The meeting itself started with several huzzah moments but quickly turned to focus on what the district must do financially to fully rebuild.
"The tornado damaged 21 campuses and 1 district facility," Deputy Superintendent of Operations Scott Layne said at the meeting.
Thomas Jefferson High School took a major hit, while Cary Middle School and Walnut Hill Elementary have been deemed total losses.
Board members began the meeting to reflect on how the district quickly responded in a time of crisis.
Thousands of students displaced from their normal campuses were taken in by other campuses, either for a few days or for the rest of the year, within 48 hours of the storm touching down.
Thirty-eight bus routes were created in a 24-hour period, instructional materials, desks, and 3,000 lunches were relocated within one day.
"To get kids back in front of their teachers that fast is remarkable," Board Member Dustin Marshall said.
"I've never seen anything turn around that fast," Board Member Joyce Foreman echoed.
But Layne quickly pivoted to long-term recovery.
"Getting kids back, that was a sprint," Layne said. "The building recovery, well that's more of a marathon."
Right now, the district is relying on a reserve fund that totals $600 million to pay for unforeseen operational costs sparked by the tornado.
Layne told WFAA that so far the district has spent around $1 million.
But the district expects to replenish that money, and any unexpected costs from this point forward with an insurance payout.
When it comes to natural disasters, DISD's insurance policy covers up to $500 million per event.
The deductible is $2 million. Layne said that deductible would likely be paid with money from the district's reserve fund.
Providing damage costs don't total more than $500 million, Superintendent Michael Hinojosa said in theory that taxpayers wouldn't eat any costs.
"The taxpayers won't be hurt in this matter, bottom line," Hinojosa said.
If so, Hinojosa said that a number of businesses and companies have offered to help rebuild.
He also added that FEMA will be surveying the damage this week to see if the district is eligible for any funding. The Dallas Education Foundation has also raised $1.3 million.
Layne told board members that a finite pricetag for losses from insurance adjusters will likely be known closer to Thanksgiving.
Once a battle plan is formed, Layne told reporters that it would likely take eight to 12 months to start planning rebuilds of Cary Middle School and Walnut Hill Elementary.
Construction for both schools would take between 12-18 months.
If Thomas Jefferson High isn't salvageable, it would take the same amount of time to plan a rebuild but at least two years to do construction.
That is a tough timeline for students at Thomas Jefferson.

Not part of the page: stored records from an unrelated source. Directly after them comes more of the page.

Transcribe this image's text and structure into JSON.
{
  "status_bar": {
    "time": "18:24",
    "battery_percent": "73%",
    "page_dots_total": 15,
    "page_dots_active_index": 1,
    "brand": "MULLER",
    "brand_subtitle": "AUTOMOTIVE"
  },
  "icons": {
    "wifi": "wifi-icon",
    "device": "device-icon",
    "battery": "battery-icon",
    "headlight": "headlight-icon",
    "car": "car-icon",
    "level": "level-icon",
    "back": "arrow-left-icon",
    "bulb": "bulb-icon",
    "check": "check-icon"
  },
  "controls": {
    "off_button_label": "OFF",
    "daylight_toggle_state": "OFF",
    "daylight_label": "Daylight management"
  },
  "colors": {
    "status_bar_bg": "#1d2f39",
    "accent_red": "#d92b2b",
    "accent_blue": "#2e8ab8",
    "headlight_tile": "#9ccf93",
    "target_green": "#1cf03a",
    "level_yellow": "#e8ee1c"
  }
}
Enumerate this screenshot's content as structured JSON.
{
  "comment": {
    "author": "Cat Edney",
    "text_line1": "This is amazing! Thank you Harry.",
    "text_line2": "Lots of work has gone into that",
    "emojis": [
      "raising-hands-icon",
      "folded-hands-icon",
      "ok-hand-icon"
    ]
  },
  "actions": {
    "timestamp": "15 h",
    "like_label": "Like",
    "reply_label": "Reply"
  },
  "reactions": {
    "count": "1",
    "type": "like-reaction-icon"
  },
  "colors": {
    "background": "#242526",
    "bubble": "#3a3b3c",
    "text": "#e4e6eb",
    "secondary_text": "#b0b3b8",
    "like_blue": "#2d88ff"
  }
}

They've been relocated to Thomas Edison Junior High, which is over nine miles away.
Principal Sandi Massey told WFAA that the distance and the fact that students may have lost cars in the storm is impacting attendance.
Enrollment sits around 1,880 and Massey said only 1,593 students showed up on Tuesday.
Hinojosa said that the district would be applying for an attendance waiver with the state in connection with the disaster so funding wouldn't be impacted.
At the end of the day, Massey said she just wants to make sure kids don't get burned out by the stress of the disaster and finish school.
"I want them all to stay with TJ. This is their story," Massey said.
More on WFAA:
- Young boy's pet tortoise swept away by Dallas tornado found alive after storm clears
- Dallas church holds 'funeral' for its building while defiantly planning to rebuild
- 'This was a bad one': Businesses reopen after Dallas tornadoes
- 'Some families will never be the same': Recovery from Dallas tornado split along economic lines
- How do you go on after a tornado? These Dallas businesses are finding the answer